HARARE, Zimbabwe (AP) — Zimbabwe's longtime president has praised his security forces while warning against violent protests, days after the police crushed an anti-government march in the capital, Harare.
President Robert Mugabe spoke Monday at a commemoration event notable for the absence of some of his previously loyal wartime allies.
The commemorations are held annually to honor this southern African country's dead heroes, particularly those who fought in the 1970s independence war.
Leaders of the Zimbabwe National Liberation War Veterans Association, who broke away from the 92-year-old president in July, boycotted the event. Mugabe did not directly address the veterans.
Instead, he warned the opposition and civil rights activists against continuing with a wave of protests that have hit this once prosperous but now economically struggling former British colony. The latest came on Saturday, when demonstrators used a cricket match against New Zealand to speak out. They waved the national flag and sang the national anthem during the 36th over to protest the 36 years that Mugabe has been in power.
"I heard Tsvangirai calling for a coalition as the only way to unseat the government ... protests don't pay because they usually end up being violent. How does it help to go on the streets just to show that you can throw stones, stoning the police?" Mugabe said in the local Shona language.
Morgan Tsvangirai leads the main opposition MDC-T party that has been holding countrywide protests.

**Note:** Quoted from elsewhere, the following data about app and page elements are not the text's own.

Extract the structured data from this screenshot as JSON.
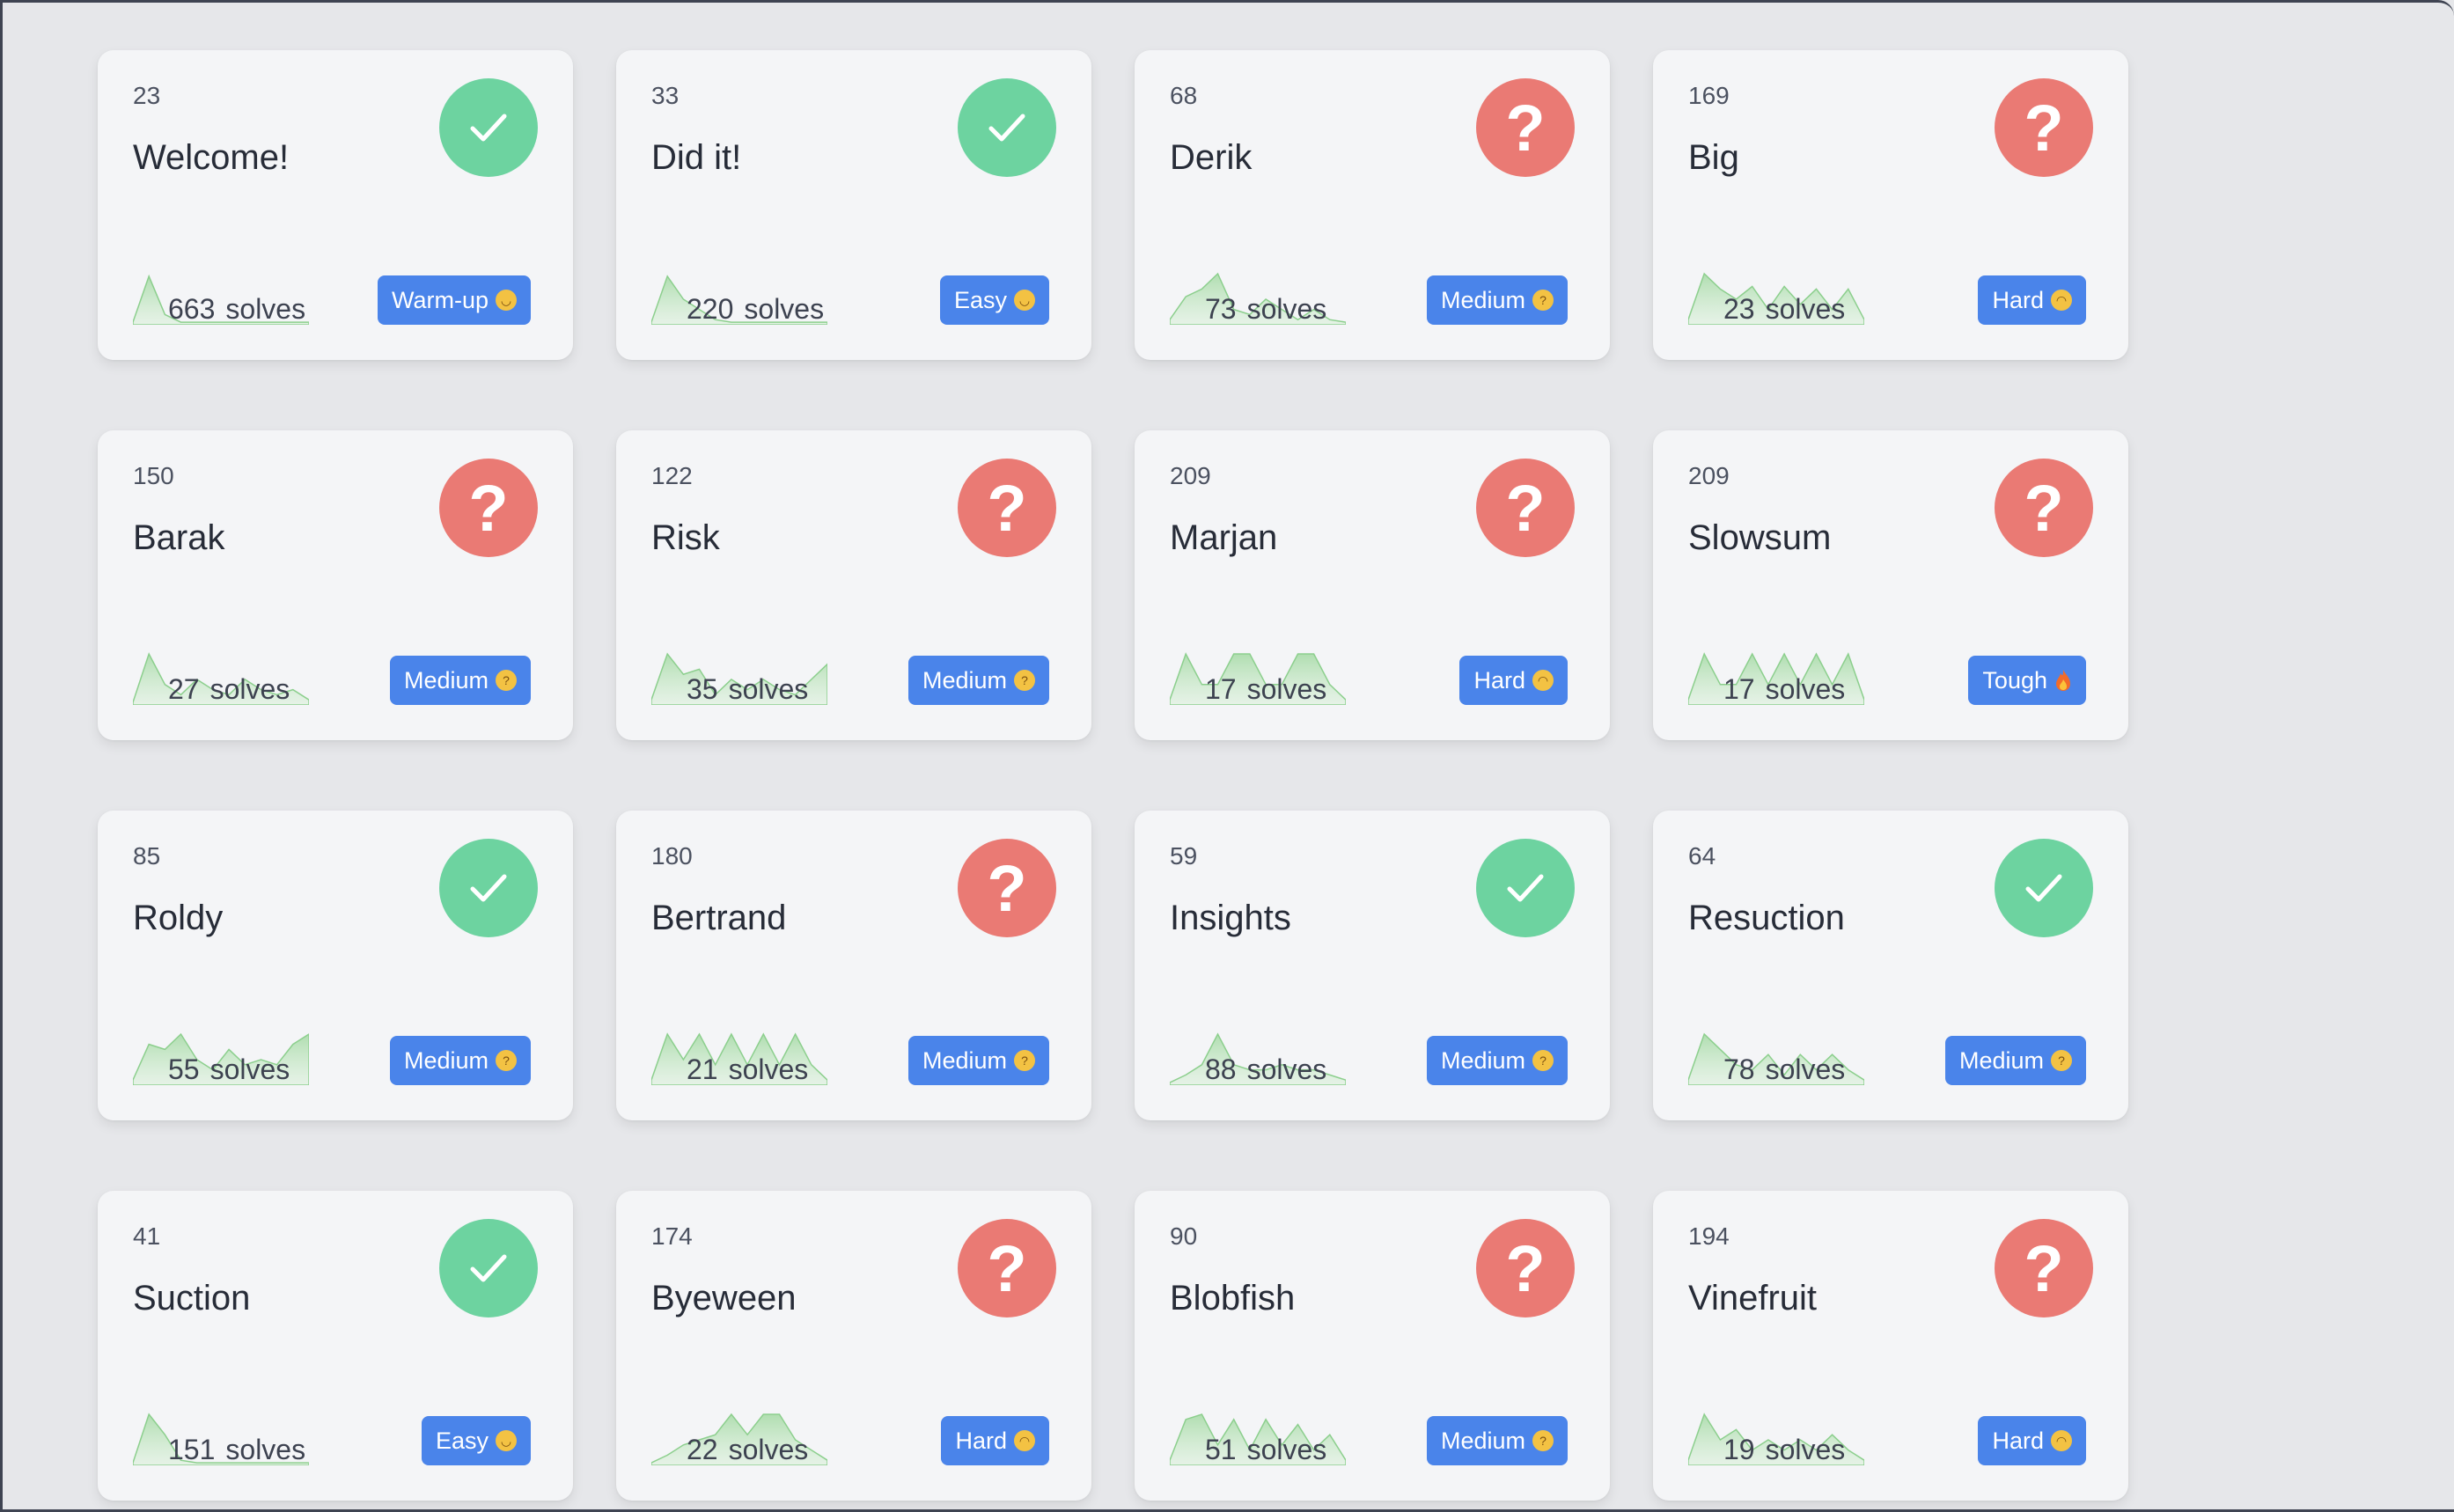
{
  "solves_label": "solves",
  "colors": {
    "solved": "#6dd3a0",
    "unsolved": "#ea7a74",
    "badge": "#4a84ea",
    "sparkline": "#a8dba8"
  },
  "difficulty_icons": {
    "Warm-up": "grinning-face-icon",
    "Easy": "smiling-face-icon",
    "Medium": "thinking-face-icon",
    "Hard": "worried-face-icon",
    "Tough": "fire-icon"
  },
  "challenges": [
    {
      "points": "23",
      "name": "Welcome!",
      "solved": true,
      "solves": "663",
      "difficulty": "Warm-up",
      "spark": [
        0.05,
        0.95,
        0.2,
        0.05,
        0.05,
        0.05,
        0.05,
        0.05,
        0.05,
        0.05,
        0.05,
        0.05
      ]
    },
    {
      "points": "33",
      "name": "Did it!",
      "solved": true,
      "solves": "220",
      "difficulty": "Easy",
      "spark": [
        0.05,
        0.95,
        0.5,
        0.3,
        0.1,
        0.05,
        0.05,
        0.05,
        0.05,
        0.05,
        0.05,
        0.05
      ]
    },
    {
      "points": "68",
      "name": "Derik",
      "solved": false,
      "solves": "73",
      "difficulty": "Medium",
      "spark": [
        0.1,
        0.55,
        0.7,
        1.0,
        0.3,
        0.2,
        0.5,
        0.3,
        0.1,
        0.3,
        0.1,
        0.05
      ]
    },
    {
      "points": "169",
      "name": "Big",
      "solved": false,
      "solves": "23",
      "difficulty": "Hard",
      "spark": [
        0.1,
        1.0,
        0.7,
        0.5,
        0.75,
        0.3,
        0.75,
        0.4,
        0.7,
        0.3,
        0.7,
        0.1
      ]
    },
    {
      "points": "150",
      "name": "Barak",
      "solved": false,
      "solves": "27",
      "difficulty": "Medium",
      "spark": [
        0.05,
        1.0,
        0.4,
        0.2,
        0.5,
        0.3,
        0.2,
        0.5,
        0.3,
        0.2,
        0.3,
        0.1
      ]
    },
    {
      "points": "122",
      "name": "Risk",
      "solved": false,
      "solves": "35",
      "difficulty": "Medium",
      "spark": [
        0.1,
        1.0,
        0.6,
        0.7,
        0.2,
        0.5,
        0.3,
        0.5,
        0.3,
        0.2,
        0.5,
        0.8
      ]
    },
    {
      "points": "209",
      "name": "Marjan",
      "solved": false,
      "solves": "17",
      "difficulty": "Hard",
      "spark": [
        0.1,
        1.0,
        0.4,
        0.4,
        1.0,
        1.0,
        0.4,
        0.4,
        1.0,
        1.0,
        0.4,
        0.1
      ]
    },
    {
      "points": "209",
      "name": "Slowsum",
      "solved": false,
      "solves": "17",
      "difficulty": "Tough",
      "spark": [
        0.1,
        1.0,
        0.4,
        0.4,
        1.0,
        0.4,
        1.0,
        0.4,
        1.0,
        0.4,
        1.0,
        0.1
      ]
    },
    {
      "points": "85",
      "name": "Roldy",
      "solved": true,
      "solves": "55",
      "difficulty": "Medium",
      "spark": [
        0.1,
        0.8,
        0.7,
        1.0,
        0.5,
        0.3,
        0.7,
        0.4,
        0.5,
        0.4,
        0.8,
        1.0
      ]
    },
    {
      "points": "180",
      "name": "Bertrand",
      "solved": false,
      "solves": "21",
      "difficulty": "Medium",
      "spark": [
        0.1,
        1.0,
        0.5,
        1.0,
        0.4,
        1.0,
        0.4,
        1.0,
        0.4,
        1.0,
        0.4,
        0.1
      ]
    },
    {
      "points": "59",
      "name": "Insights",
      "solved": true,
      "solves": "88",
      "difficulty": "Medium",
      "spark": [
        0.05,
        0.2,
        0.4,
        1.0,
        0.4,
        0.3,
        0.3,
        0.4,
        0.3,
        0.3,
        0.2,
        0.1
      ]
    },
    {
      "points": "64",
      "name": "Resuction",
      "solved": true,
      "solves": "78",
      "difficulty": "Medium",
      "spark": [
        0.1,
        1.0,
        0.7,
        0.4,
        0.3,
        0.6,
        0.2,
        0.6,
        0.3,
        0.6,
        0.3,
        0.1
      ]
    },
    {
      "points": "41",
      "name": "Suction",
      "solved": true,
      "solves": "151",
      "difficulty": "Easy",
      "spark": [
        0.05,
        1.0,
        0.6,
        0.1,
        0.05,
        0.05,
        0.05,
        0.05,
        0.05,
        0.05,
        0.05,
        0.05
      ]
    },
    {
      "points": "174",
      "name": "Byeween",
      "solved": false,
      "solves": "22",
      "difficulty": "Hard",
      "spark": [
        0.05,
        0.2,
        0.4,
        0.5,
        0.6,
        1.0,
        0.6,
        1.0,
        1.0,
        0.5,
        0.3,
        0.1
      ]
    },
    {
      "points": "90",
      "name": "Blobfish",
      "solved": false,
      "solves": "51",
      "difficulty": "Medium",
      "spark": [
        0.1,
        0.9,
        1.0,
        0.4,
        0.9,
        0.3,
        0.9,
        0.4,
        0.8,
        0.3,
        0.6,
        0.1
      ]
    },
    {
      "points": "194",
      "name": "Vinefruit",
      "solved": false,
      "solves": "19",
      "difficulty": "Hard",
      "spark": [
        0.1,
        1.0,
        0.5,
        0.7,
        0.3,
        0.5,
        0.3,
        0.5,
        0.3,
        0.6,
        0.3,
        0.1
      ]
    }
  ]
}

Mugabe, who received public backing from commanders of the army in the past week, commended the security forces "for the calm that has been, the peace that has been."
The president also addressed tensions over delayed payments to civil servants, saying measures to avoid delays were being developed.